People Records
There are separate processes for defining fields for your individual and company contacts and your items. Let’s look at how you can set up custom fields for customers, vendors, and employees first.

Go to your Customer Center and open a blank Customer record (in newer versions of QuickBooks, you’ll click on New Customer & Job in the upper left corner, and then click New Customer). Then click the Additional Info tab in the left vertical pane of the New Customer window, then click on the Define Fieldsbutton in the lower right. This window will open (with blank fields):

Figure1: You can create up to 12 total custom fields that will be shared by customers, vendors, and employees.

It’s easy to create your custom field labels. Simply type a word or short phrase on a line under Label, and then click in the box(es) on the same line in the appropriate column(s). While it’s possible that you would want to include the same field in multiple record types, you’ll most likely have separate labels for each.

Consider carefully before creating custom field labels. Ask yourself questions like:

  • What do I want to know about customers/vendors/employees that isn’t already covered in the pre-built record formats?
  • What kinds of information will I want to make available in report filters?
  • How will I want to separate out individuals for communications like emails, memos, special sale invitations, etc.

Remember that you’ll have to go back into existing records and fill in these blanks in order to be consistent. You’re not required to complete them, but your searches, reports, etc. will not be comprehensive if you don’t.

As always, you can consult with us if you want some suggestions.

Item Records
The custom fields we just created are generally only used internally. That is, they won’t automatically appear on sales forms, purchase orders, etc.

You may decide that some custom fields in item records, on the other hand, do need to be available on some forms. For example, you might sell shirts in multiple sizes, colors, and styles.

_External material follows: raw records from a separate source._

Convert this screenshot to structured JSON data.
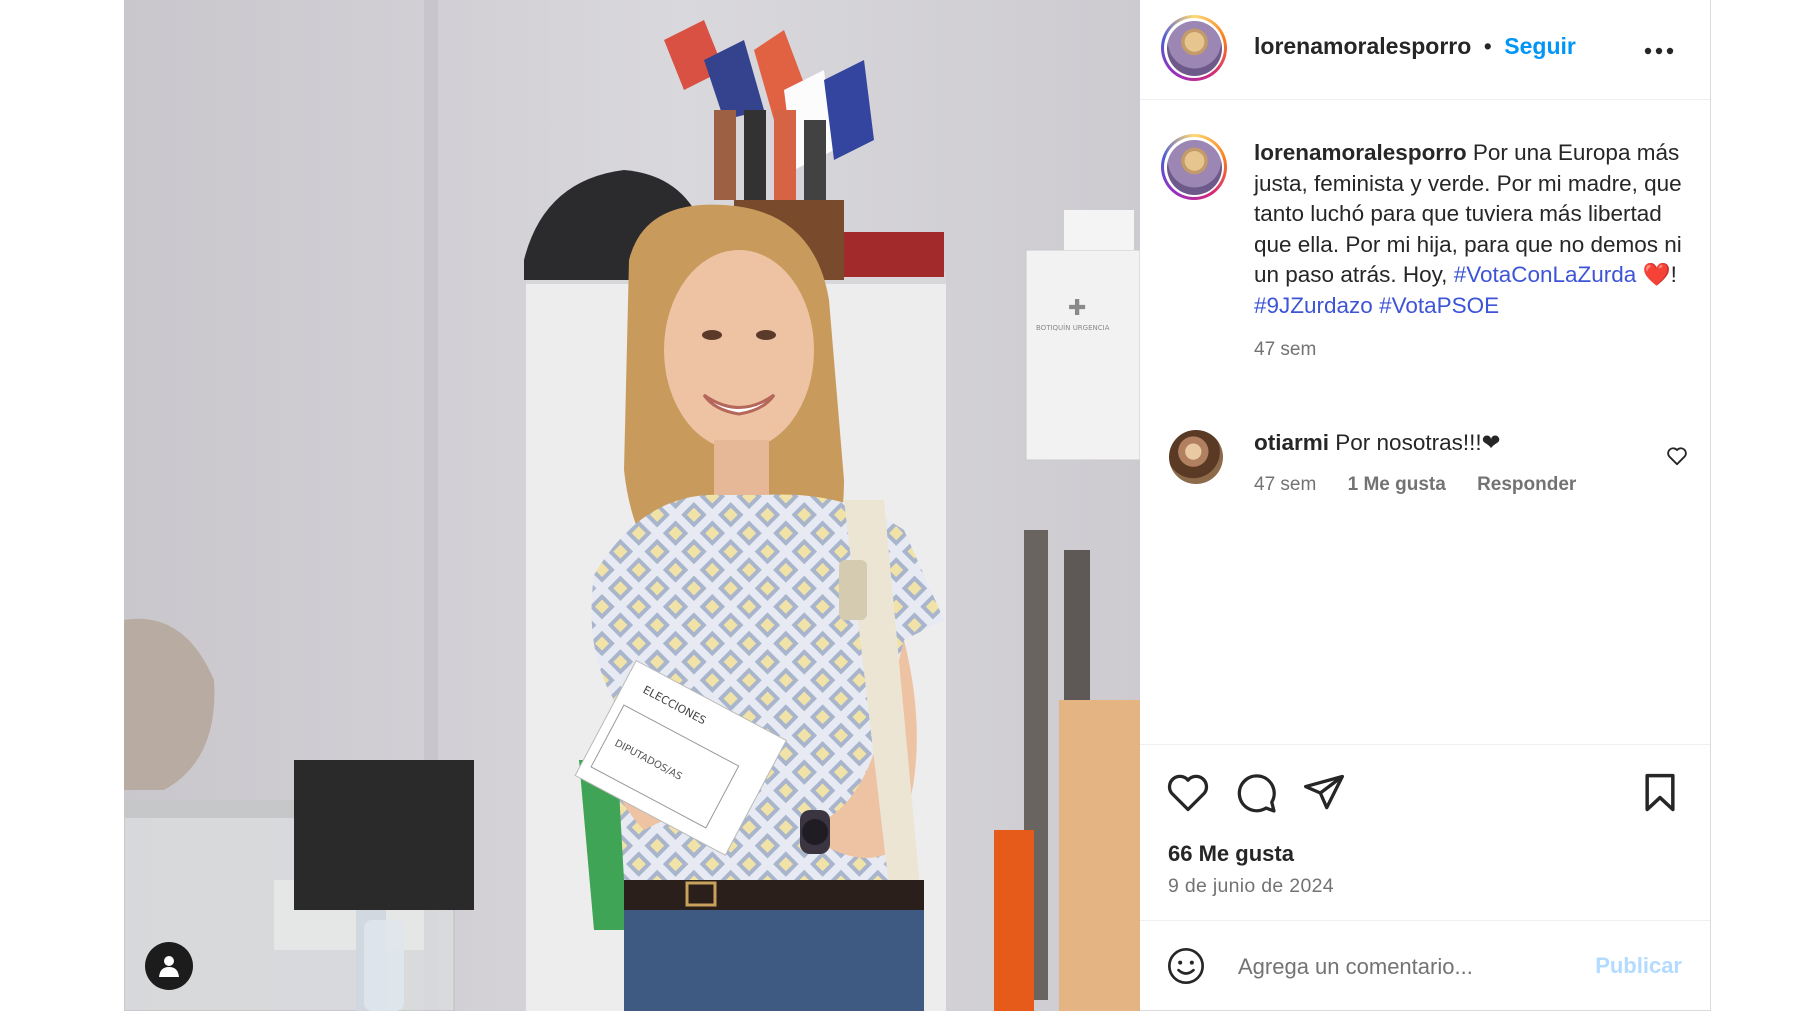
{
  "post": {
    "author": {
      "username": "lorenamoralesporro",
      "follow_label": "Seguir",
      "separator": "•"
    },
    "caption": {
      "username": "lorenamoralesporro",
      "text": "Por una Europa más justa, feminista y verde. Por mi madre, que tanto luchó para que tuviera más libertad que ella. Por mi hija, para que no demos ni un paso atrás. Hoy, ",
      "hashtag_1": "#VotaConLaZurda",
      "emoji": "❤️",
      "exclaim": "!",
      "hashtag_2": "#9JZurdazo",
      "hashtag_3": "#VotaPSOE",
      "time": "47 sem"
    },
    "comments": [
      {
        "username": "otiarmi",
        "text": "Por nosotras!!!❤",
        "time": "47 sem",
        "likes": "1 Me gusta",
        "reply_label": "Responder"
      }
    ],
    "likes_label": "66 Me gusta",
    "date": "9 de junio de 2024",
    "comment_box": {
      "placeholder": "Agrega un comentario...",
      "publish_label": "Publicar"
    },
    "photo": {
      "envelope_text_1": "ELECCIONES",
      "envelope_text_2": "DIPUTADOS/AS",
      "cabinet_text": "BOTIQUÍN URGENCIA"
    }
  },
  "icons": {
    "more": "more-horizontal-icon",
    "like": "heart-icon",
    "comment": "comment-icon",
    "share": "send-icon",
    "save": "bookmark-icon",
    "emoji": "emoji-icon",
    "tag": "user-tag-icon"
  },
  "colors": {
    "link_blue": "#0095f6",
    "hashtag": "#3d54d6",
    "muted": "#737373",
    "publish_disabled": "#b3dbff"
  }
}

To start creating them, open the Lists menu and select Item List. Click the down arrow on the Item menu in the lower left, then click New. Since you will be selling similar items that you’ll be keeping in stock, selectInventory Part under TYPE. Then click on the Custom Fields button over on the right and then Define Fields.

Figure 2: If you sell similar items that are available with different characteristics, you’ll want to create custom fields. 

As you did with the earlier custom fields, enter a word or phrase under Label and then click in the Usecolumn. After you’ve entered up to five fields, click OK.

A Complicated Process
This is where the simplicity of creating and using custom fields for items in reports and transaction forms ends. If you sell t-shirts in various sizes and colors, you’re going to need our help in order to see true inventory levels in reports and add those custom fields to sales and purchase transaction forms.

Figure 3: Adding custom fields to QuickBooks’ standard transaction forms is possible, but you’ll need our assistance to make sure inventory tracking is set up right.

It may be that you need more inventory-tracking tools than are offered in your version of QuickBooks. If that’s the case, we can help you either add an application that will meet your needs or suggest an upgrade.